▶ Try it: When a line in the listing below contains the word "Jednotka", return a copy of that line.

▶ Available data:
□ □ □

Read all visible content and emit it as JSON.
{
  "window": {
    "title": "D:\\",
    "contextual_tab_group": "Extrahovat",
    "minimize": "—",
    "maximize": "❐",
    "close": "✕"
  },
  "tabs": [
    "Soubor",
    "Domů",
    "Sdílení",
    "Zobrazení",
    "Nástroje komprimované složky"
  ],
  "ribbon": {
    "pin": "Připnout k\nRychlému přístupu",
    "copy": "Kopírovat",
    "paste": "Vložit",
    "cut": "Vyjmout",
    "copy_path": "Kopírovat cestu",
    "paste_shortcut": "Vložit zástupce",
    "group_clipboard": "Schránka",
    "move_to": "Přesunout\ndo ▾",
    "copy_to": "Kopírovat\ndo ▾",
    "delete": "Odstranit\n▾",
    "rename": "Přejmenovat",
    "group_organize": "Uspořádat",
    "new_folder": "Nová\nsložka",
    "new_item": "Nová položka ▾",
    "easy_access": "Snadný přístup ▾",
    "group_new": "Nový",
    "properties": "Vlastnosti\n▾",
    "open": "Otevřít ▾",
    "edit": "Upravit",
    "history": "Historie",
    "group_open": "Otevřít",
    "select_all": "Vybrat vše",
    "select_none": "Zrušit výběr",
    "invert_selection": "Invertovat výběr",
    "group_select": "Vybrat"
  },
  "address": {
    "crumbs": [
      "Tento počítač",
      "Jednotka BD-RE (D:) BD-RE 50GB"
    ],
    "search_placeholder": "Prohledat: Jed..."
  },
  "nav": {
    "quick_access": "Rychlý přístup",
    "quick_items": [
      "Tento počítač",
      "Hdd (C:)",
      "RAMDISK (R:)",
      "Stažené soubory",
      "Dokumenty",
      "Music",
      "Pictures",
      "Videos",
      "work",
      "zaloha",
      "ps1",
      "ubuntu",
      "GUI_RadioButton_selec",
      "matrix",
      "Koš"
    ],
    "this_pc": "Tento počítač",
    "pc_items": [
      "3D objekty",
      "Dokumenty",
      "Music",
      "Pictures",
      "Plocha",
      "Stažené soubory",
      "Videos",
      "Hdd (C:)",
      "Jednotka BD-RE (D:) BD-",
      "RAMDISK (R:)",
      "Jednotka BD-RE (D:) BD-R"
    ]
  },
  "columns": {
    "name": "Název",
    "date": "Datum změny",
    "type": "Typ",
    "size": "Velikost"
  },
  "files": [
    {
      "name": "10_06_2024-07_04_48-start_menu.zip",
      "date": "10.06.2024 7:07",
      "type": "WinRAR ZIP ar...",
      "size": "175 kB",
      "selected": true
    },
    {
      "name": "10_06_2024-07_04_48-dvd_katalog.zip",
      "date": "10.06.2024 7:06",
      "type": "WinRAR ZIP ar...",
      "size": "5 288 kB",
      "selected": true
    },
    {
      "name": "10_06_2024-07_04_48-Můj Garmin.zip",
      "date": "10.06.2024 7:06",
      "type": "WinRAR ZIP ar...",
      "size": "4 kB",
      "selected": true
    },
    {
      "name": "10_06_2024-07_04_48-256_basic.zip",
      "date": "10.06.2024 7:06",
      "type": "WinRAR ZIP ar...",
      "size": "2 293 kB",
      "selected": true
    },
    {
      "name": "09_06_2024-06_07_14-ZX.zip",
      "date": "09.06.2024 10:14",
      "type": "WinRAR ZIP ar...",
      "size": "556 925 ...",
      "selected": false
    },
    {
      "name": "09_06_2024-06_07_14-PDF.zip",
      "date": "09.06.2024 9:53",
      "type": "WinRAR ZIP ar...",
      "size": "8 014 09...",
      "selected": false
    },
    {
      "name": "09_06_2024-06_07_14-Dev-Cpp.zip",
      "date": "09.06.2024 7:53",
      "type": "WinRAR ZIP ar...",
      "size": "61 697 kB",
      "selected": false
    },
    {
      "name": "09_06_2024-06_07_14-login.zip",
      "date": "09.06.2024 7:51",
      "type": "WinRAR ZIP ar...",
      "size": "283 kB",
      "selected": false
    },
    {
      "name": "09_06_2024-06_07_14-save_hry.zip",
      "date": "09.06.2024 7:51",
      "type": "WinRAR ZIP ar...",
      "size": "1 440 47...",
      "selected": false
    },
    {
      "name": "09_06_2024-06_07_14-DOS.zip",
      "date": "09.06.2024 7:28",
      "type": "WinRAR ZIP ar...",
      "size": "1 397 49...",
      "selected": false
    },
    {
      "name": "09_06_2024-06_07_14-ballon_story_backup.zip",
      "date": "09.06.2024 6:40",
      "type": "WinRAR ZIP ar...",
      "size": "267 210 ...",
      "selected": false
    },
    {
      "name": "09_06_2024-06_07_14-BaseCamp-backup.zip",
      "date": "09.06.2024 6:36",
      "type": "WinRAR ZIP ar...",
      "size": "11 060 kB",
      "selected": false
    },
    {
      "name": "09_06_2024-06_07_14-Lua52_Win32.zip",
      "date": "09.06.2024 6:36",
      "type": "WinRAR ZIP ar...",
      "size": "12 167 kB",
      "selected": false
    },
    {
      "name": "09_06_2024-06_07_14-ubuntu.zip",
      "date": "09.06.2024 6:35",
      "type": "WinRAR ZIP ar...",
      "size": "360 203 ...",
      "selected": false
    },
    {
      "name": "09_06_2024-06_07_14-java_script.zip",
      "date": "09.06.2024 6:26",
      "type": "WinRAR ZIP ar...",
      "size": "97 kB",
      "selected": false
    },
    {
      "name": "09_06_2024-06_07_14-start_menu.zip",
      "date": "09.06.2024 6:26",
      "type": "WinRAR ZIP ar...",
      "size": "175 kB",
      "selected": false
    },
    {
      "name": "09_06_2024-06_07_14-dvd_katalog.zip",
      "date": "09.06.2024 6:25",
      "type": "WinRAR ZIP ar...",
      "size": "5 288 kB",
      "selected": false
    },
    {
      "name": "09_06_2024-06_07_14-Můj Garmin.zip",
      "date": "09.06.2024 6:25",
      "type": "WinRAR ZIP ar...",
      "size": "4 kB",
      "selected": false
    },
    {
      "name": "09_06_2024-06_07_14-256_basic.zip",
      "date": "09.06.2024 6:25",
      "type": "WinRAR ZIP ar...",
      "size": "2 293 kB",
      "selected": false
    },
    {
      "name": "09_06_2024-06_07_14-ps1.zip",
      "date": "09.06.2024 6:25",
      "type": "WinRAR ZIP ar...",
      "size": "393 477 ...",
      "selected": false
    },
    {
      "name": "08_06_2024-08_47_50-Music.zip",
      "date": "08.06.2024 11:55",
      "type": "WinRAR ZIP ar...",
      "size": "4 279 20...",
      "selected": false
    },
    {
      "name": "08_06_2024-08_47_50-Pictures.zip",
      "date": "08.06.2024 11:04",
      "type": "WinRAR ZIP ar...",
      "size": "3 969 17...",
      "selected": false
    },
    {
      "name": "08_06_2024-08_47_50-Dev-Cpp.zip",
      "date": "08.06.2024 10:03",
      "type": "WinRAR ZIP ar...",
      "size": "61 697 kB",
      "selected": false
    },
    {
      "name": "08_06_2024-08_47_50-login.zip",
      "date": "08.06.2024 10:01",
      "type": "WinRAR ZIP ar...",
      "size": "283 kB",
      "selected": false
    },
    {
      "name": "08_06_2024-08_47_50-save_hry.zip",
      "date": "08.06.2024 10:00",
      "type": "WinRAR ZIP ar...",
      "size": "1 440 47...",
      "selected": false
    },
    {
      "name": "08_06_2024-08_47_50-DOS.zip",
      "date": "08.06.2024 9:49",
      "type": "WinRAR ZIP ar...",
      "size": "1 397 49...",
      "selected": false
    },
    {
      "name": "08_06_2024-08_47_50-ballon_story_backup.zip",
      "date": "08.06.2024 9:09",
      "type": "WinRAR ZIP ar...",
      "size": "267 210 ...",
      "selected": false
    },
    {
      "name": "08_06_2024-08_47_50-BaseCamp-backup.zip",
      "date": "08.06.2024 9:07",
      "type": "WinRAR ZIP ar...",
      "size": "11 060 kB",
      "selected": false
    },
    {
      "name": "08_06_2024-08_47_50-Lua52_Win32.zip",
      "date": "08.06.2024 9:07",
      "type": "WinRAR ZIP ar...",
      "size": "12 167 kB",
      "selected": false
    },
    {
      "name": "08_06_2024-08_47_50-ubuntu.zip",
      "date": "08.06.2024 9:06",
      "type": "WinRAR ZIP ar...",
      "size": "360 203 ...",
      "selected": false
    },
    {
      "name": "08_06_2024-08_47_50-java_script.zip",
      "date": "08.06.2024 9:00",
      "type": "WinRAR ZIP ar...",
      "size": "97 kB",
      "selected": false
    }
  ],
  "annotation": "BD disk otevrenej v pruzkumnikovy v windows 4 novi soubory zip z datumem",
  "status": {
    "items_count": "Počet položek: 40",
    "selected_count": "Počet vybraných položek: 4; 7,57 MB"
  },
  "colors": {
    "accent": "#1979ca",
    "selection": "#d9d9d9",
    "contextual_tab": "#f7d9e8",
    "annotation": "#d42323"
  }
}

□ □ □

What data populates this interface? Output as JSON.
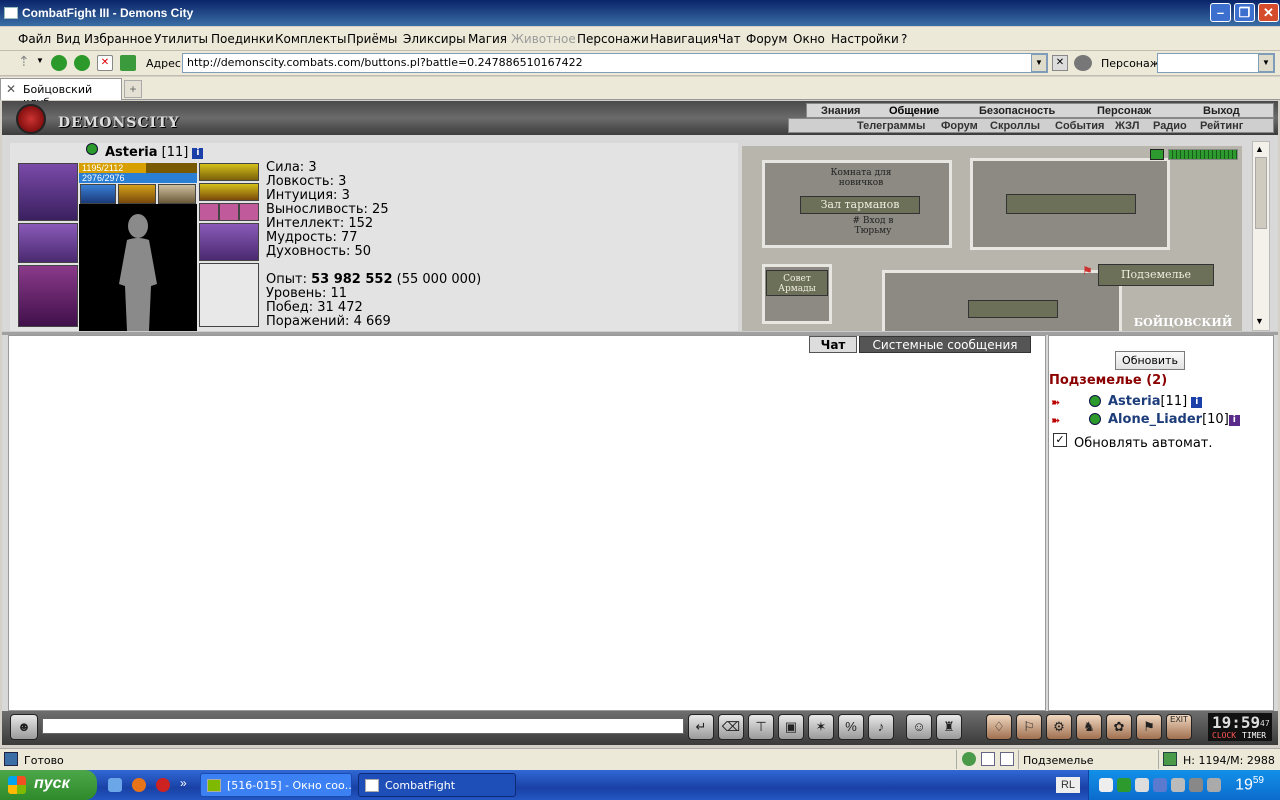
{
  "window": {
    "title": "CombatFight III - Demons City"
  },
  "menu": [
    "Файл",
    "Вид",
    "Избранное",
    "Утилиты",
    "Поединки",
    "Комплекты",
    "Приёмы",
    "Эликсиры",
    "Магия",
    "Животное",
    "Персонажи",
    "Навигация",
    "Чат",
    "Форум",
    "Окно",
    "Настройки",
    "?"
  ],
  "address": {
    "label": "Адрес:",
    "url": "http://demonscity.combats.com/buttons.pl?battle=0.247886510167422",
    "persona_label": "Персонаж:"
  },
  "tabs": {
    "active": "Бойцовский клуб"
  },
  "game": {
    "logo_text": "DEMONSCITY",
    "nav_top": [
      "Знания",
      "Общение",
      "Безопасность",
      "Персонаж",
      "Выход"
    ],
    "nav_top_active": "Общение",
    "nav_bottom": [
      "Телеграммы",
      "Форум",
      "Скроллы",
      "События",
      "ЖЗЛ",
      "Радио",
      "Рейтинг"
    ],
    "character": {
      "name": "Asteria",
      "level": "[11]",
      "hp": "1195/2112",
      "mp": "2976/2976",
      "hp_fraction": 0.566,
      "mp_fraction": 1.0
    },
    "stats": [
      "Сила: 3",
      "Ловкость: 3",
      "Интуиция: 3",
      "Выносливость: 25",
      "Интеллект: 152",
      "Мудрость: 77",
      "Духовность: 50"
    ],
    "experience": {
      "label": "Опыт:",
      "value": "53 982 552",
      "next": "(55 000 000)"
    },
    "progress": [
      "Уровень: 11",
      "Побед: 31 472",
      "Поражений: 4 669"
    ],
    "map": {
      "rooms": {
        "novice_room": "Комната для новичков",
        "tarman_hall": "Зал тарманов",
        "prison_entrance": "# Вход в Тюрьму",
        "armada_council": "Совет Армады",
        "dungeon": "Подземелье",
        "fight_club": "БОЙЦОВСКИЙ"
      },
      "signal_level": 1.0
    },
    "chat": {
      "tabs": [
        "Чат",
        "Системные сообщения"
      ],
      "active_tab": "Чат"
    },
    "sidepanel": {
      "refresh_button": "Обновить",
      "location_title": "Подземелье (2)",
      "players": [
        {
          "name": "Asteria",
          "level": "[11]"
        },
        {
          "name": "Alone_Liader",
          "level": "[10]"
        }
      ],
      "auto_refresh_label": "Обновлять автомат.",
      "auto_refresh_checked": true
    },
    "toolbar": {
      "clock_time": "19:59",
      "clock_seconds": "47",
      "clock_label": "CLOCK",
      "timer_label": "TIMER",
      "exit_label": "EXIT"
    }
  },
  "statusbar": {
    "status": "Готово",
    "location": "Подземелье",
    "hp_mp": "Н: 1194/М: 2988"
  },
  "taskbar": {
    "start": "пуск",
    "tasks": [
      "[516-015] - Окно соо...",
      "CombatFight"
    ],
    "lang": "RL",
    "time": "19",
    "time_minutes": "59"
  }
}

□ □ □

▶ Answer area:
      "Jednotka BD-RE (D:) BD-RE 50GB"
      "Jednotka BD-RE (D:) BD-",
      "Jednotka BD-RE (D:) BD-R"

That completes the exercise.